■ Activity: Where "title" occurs in a line of the entries below, copy that line.

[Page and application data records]

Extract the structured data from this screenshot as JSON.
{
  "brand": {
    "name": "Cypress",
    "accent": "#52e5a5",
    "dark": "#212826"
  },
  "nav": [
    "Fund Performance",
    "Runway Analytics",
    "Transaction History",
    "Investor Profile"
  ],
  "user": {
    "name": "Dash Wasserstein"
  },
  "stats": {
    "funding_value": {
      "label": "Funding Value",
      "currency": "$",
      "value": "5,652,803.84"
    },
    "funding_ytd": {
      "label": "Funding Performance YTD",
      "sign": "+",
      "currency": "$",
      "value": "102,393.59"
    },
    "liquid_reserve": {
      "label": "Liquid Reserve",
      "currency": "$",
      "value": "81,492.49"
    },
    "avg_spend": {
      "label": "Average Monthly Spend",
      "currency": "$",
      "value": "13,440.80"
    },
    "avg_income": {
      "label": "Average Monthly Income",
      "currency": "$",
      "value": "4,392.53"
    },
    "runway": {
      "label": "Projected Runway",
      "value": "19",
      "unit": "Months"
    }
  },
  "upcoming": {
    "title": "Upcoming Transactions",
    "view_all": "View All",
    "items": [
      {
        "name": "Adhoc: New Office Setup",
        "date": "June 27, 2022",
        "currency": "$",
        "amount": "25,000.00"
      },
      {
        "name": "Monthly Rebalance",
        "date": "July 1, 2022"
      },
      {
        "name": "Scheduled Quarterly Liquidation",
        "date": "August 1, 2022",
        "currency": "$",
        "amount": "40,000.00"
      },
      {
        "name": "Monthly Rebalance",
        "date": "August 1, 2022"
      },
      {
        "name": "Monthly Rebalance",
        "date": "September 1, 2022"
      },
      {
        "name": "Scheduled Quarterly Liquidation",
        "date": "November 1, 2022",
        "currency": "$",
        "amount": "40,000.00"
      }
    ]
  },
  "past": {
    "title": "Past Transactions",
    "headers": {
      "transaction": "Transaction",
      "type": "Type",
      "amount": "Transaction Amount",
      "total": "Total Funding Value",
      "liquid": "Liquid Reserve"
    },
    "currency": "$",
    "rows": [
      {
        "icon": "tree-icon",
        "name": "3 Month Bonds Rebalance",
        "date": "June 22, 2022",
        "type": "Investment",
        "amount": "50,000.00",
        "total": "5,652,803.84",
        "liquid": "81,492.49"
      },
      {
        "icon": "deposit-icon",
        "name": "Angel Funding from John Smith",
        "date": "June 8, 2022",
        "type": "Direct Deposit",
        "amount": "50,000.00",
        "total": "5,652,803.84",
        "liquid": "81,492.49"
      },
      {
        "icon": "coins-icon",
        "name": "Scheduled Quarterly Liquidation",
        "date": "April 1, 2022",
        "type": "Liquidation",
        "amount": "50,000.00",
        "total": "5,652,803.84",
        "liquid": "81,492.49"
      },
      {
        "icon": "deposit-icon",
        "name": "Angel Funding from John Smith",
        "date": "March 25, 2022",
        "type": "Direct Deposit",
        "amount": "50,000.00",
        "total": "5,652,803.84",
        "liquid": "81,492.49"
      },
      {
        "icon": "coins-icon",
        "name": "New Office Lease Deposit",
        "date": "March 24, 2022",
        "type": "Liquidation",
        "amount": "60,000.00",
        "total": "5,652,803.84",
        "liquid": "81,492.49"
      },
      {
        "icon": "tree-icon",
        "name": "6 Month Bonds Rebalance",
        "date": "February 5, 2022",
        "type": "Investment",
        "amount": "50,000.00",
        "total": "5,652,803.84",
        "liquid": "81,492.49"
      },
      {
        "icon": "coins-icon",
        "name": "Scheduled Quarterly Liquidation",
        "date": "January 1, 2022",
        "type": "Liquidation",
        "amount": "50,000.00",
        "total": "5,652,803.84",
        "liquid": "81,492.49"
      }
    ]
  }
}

■ Your response:
    "title": "Upcoming Transactions",
    "title": "Past Transactions",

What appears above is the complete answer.